- Leo Buscaglia
Listen up. The Daddy was emailed and asked about the laws related to prosecuting a domestic violent perpetrator. The Daddy has to admit he is not familiar with the laws in detail. But here's a post by eHow that gives the basic history of the definition, punishment, therapy and protection related to dealing with the domestic violence perpetrator.
Also, remember: there are different laws in different states. Some are very complex. But this piece will give you a basic idea of the process that law enforcement uses in dealing with domestic violent perpetrators and the most important law in domestic violence: Violent Against Women Act (VAWA), landmark legislation in dealing with the issue. Check it out.
Spousal Abuse Laws
Spousal abuse or domestic violence laws are designed to serve three primary and essential purposes.
First, these statutes are created to penalize appropriately those individuals who are guilty of committing crimes of spousal abuse.
Second, spousal abuse laws include provisions designed to require an offender to participate in therapeutic programming in hopes of preventing a re-occurrence of this crime.
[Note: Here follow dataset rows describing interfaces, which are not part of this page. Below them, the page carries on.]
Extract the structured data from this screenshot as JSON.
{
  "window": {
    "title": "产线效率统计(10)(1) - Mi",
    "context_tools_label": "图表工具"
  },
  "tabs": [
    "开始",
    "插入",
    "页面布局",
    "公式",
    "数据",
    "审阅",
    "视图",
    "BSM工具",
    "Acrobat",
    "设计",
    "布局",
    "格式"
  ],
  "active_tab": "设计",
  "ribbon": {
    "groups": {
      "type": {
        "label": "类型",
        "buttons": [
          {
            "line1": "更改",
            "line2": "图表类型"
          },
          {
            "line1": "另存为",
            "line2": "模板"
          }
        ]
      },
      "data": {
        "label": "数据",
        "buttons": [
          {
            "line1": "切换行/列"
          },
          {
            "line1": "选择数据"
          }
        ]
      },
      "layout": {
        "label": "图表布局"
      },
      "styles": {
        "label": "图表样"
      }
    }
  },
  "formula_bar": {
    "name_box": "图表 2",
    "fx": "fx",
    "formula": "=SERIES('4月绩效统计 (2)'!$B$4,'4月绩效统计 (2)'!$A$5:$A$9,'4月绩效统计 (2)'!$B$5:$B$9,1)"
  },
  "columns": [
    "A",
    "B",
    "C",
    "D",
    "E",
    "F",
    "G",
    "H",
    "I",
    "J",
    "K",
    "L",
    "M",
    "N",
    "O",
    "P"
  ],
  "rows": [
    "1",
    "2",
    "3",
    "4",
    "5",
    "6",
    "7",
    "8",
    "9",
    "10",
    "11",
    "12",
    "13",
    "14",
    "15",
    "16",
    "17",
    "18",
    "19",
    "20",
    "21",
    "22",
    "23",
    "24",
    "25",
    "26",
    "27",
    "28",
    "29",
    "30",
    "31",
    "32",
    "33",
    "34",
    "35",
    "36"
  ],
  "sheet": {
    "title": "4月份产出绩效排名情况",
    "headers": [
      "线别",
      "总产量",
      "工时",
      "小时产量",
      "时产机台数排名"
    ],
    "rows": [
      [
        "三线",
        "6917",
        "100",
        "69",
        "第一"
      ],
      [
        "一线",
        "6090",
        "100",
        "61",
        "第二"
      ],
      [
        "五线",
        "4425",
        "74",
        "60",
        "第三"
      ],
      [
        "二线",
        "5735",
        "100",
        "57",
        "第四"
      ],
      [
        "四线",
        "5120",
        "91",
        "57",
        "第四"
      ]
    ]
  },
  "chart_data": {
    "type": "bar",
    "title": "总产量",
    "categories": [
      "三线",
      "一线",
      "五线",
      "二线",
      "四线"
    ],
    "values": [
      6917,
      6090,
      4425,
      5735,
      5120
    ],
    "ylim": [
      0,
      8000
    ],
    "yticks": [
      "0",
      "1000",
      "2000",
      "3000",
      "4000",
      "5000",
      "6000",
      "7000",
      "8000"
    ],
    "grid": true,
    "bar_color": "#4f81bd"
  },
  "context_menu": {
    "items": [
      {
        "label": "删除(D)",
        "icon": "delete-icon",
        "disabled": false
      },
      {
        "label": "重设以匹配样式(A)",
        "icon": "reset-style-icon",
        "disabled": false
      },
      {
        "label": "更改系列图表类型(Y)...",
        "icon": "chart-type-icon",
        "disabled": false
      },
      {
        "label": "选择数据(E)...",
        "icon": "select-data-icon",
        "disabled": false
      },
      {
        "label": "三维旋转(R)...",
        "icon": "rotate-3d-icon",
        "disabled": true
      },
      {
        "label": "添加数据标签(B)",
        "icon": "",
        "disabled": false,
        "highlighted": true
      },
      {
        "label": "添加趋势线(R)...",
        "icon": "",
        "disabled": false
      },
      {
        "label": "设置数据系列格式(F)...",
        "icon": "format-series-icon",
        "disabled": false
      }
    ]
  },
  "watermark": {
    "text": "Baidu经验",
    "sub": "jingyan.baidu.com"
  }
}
Finally, spousal abuse laws are drafted with a component intended to provide at least some protection to the victim from further assault by the offender.
Additional Notes from The Daddy:
The most import law is The Violence Against Women Act (VAWA), which was developed and passed through the hard work of Sheila Wellstone, the late wife of senator Paul Wellstone. Both died in an airplane crash in 2002, I believe. Initially passed in 1994 VAWA created the the first federal legislation acknowledging domestic violence and sexual assaults as crimes, and it provided funding resources to combat this violence.
It provided the first federal legislation to provide federal resources to for community responses to combating the violence. In 2ooo, in enhanced the foundation it created with a much-needed legal assistance program. It also expanded the domestic against women by covering dating violence and stalking.The reauthorizes VAWA of 2oo5 took a broader approach and covered other areas of domestic violence, including the following:
- developing prevention strategies to stop the violence before it starts,
- protecting individuals from unfair eviction due to their status as victims of domestic violence or stalking,/LI>
- creating the first federal funding stream to support rape crisis centers,
- developing culturally- and linguistically-specific services for communities,
- enhancing programs and services for victims with disabilities, and
- broadening VAWA service provisions to include children and teens.